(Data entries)
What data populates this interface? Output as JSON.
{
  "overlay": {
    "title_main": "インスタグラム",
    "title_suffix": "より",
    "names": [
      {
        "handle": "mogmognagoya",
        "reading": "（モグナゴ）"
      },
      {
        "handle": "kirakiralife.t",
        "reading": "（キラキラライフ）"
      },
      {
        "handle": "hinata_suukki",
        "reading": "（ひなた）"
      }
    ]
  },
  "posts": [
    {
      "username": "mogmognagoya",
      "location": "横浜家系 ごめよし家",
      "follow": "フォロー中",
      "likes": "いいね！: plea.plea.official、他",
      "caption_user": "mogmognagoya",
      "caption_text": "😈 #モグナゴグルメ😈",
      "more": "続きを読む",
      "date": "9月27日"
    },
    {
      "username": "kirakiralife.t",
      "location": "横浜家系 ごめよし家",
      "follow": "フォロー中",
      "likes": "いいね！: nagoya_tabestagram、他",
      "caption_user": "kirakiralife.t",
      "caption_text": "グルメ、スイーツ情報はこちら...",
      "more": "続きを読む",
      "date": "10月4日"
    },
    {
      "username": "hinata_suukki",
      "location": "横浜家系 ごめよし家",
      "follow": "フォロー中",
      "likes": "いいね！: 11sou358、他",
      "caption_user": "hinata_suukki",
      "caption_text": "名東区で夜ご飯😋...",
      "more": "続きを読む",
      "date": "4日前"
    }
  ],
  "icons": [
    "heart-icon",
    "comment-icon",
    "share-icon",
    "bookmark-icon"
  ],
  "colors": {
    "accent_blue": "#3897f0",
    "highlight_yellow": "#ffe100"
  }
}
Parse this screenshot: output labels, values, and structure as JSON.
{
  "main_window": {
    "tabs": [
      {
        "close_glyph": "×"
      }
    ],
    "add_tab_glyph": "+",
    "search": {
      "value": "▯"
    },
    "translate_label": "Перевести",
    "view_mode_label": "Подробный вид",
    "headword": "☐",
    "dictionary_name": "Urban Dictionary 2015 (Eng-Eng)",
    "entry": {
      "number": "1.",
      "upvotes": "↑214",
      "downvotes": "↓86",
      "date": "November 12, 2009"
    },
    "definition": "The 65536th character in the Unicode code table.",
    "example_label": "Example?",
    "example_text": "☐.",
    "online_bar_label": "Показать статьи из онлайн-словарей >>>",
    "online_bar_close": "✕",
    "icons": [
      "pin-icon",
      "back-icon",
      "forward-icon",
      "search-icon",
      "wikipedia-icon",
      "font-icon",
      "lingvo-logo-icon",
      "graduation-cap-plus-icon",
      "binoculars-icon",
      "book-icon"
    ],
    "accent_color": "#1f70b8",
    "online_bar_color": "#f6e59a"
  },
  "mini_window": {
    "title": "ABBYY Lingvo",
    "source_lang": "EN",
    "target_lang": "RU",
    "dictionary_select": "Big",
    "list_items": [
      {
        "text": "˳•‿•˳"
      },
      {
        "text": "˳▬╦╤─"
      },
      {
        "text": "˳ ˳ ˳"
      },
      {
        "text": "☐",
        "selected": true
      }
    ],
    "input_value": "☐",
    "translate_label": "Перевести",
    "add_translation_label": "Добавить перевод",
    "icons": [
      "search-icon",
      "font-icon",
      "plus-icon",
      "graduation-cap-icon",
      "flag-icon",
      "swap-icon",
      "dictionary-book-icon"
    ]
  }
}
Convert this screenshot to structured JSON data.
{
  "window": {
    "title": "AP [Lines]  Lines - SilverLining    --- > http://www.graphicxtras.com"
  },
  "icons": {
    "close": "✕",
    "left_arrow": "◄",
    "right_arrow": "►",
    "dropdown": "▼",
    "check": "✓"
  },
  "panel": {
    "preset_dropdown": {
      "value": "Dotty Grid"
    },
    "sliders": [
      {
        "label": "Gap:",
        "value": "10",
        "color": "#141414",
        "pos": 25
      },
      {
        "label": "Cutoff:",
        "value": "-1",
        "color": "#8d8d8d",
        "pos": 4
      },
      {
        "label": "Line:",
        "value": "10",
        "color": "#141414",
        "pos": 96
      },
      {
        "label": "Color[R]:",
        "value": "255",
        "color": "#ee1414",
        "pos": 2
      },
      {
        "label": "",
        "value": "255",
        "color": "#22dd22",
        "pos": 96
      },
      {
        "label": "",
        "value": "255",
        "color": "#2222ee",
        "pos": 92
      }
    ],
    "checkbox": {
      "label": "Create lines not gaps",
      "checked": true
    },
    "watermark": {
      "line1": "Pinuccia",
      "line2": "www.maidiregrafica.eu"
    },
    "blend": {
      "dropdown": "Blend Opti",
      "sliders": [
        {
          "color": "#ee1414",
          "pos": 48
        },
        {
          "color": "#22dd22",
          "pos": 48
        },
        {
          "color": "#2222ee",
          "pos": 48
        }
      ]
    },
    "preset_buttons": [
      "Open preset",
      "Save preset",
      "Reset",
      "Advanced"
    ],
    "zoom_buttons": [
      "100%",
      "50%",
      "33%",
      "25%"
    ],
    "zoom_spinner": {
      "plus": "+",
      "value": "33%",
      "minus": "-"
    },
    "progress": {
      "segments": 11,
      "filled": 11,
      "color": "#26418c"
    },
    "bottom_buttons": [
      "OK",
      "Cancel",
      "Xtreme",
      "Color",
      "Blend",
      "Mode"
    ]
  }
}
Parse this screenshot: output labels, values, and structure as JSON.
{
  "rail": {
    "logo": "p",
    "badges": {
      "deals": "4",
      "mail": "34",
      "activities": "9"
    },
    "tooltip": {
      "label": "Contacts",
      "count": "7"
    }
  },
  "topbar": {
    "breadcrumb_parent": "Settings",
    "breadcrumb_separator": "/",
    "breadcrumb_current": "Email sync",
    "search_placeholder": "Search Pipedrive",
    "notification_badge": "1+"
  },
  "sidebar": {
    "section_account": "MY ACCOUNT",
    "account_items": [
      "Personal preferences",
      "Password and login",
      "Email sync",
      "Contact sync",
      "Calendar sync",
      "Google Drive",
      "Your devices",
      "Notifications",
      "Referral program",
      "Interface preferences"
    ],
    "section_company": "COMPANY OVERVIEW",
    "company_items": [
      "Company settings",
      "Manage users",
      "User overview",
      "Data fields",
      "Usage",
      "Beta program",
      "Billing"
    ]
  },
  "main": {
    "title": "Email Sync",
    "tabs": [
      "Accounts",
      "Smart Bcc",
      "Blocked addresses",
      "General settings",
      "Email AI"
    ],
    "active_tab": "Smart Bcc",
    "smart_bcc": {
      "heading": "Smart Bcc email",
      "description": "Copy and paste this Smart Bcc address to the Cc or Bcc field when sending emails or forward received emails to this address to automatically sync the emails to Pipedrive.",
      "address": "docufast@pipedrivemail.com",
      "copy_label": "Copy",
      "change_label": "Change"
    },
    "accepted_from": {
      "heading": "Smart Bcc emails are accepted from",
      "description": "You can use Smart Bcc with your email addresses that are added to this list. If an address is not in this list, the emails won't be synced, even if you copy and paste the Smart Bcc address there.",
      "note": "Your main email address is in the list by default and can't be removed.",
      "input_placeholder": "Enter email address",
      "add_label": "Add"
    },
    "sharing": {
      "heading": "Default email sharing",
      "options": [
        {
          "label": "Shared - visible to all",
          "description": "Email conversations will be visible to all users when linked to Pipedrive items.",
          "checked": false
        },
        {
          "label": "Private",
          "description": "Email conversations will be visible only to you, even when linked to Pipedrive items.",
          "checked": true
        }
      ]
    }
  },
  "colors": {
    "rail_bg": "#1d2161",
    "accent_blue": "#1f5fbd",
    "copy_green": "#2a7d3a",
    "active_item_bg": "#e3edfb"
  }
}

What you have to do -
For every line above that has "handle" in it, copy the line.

Response below -
        "handle": "mogmognagoya",
        "handle": "kirakiralife.t",
        "handle": "hinata_suukki",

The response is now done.